“I’m going to work in Japan.”
“I’m going to a week long seminar in Tokyo.”
“I’m going to be living in Kanto.”
Over the last few months, those phrases had become commonplace, gradually becoming part of my new reality. I’m still slowly adjusting to that reality and even as I look at my plane ticket, my visa, or even my offer of employment, it doesn’t feel a hundred percent true.
But it is definitely happening.
Reigen Arataka claims himself to be the next big thing in the world of psychics; which (considering he has no supernatural ability) is a bit of a bold claim. He runs an exorcism agency in Seasoning City, where he hires a middle schooler named Kageyama Shigeo for 300 yen an hour. Kageyama, also known as Mob, possesses real extrasensory perception so Reigen uses him to defeat spirits whilst pretending to act as his mentor. The duo ‘team up’ to help their clients but there’s one big problem… it’s only a matter of time before Mob explodes.
In high school, many girls are preoccupied with finding their first boyfriend. So when Yuma starts dating Takeda, she’s happy… but also completely nervous. Her best friend, Hotaru, decides to take matters into her own hands and volunteers herself for ‘practice’.
On an abandoned subway car, a mysterious hooded figure launches their attack on a young woman. Under pressure and out of options, she unwittingly unleashes a power that derails the train, setting off an explosion. The woman (named Rhonda) narrowly escapes with her life, and when she regains consciousness she finds herself in an underground hideout being looked after by two children. She leaves hurriedly, not wanting to get the kids involved, and rushes to a temple where a local gang has set up base. Unable to pay tribute to the leader, Rhonda finds herself in trouble, until she reveals her identity as the daughter of an influential man… and the woman who’d killed him. The gang leader attacks her, which triggers her ability once more. Her power is recognised and she is granted passage through the gang’s territory.

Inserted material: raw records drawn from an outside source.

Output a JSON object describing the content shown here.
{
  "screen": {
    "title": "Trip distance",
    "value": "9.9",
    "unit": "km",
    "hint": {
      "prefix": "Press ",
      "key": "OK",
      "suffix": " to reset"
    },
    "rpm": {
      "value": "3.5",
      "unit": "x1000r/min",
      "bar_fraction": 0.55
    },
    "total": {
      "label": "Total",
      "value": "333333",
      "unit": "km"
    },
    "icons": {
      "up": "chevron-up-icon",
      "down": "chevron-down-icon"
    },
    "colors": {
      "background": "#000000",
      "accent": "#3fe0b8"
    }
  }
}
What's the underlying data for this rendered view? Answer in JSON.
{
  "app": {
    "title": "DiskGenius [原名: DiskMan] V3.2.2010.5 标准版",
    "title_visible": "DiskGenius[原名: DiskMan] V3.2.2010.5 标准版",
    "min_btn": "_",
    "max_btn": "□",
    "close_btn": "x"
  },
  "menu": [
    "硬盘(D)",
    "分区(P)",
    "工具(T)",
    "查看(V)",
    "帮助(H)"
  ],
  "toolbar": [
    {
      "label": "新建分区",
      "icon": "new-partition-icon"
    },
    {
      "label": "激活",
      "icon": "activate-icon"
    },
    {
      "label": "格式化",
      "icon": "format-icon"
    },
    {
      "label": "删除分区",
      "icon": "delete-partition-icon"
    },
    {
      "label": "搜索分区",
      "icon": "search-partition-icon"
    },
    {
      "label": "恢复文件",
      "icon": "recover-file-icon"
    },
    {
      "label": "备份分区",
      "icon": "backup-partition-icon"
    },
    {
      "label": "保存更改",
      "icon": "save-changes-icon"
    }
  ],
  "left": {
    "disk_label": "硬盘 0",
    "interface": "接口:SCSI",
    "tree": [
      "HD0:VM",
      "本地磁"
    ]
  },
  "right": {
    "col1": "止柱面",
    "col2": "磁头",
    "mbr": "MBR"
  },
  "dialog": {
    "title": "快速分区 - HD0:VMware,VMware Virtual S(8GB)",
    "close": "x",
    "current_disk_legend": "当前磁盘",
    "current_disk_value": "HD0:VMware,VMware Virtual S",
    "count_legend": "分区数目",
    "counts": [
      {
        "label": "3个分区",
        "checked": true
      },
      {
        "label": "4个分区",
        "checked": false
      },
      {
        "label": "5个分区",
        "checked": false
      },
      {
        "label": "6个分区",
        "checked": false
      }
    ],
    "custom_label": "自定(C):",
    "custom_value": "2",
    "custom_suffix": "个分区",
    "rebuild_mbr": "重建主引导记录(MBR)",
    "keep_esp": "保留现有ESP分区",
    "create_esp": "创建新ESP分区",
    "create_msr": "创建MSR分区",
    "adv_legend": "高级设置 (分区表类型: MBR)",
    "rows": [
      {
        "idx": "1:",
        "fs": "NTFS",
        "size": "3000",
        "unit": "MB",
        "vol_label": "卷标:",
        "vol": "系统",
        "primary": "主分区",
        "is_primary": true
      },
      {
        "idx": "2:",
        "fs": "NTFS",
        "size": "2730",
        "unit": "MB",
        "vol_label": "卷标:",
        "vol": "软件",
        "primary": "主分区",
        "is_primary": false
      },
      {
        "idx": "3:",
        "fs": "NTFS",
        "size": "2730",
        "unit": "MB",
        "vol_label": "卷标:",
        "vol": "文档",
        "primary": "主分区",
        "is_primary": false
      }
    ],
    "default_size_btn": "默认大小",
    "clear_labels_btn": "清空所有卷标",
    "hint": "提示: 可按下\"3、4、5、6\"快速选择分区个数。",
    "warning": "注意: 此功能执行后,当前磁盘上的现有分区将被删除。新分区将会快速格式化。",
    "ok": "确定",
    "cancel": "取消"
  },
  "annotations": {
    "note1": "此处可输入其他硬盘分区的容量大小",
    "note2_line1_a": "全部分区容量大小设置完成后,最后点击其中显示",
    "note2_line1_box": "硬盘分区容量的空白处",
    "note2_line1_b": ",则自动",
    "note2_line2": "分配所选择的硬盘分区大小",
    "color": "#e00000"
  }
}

Not knowing what’s happening to her, Rhonda searches for a mysterious person known as The Goat, who may just have the answer…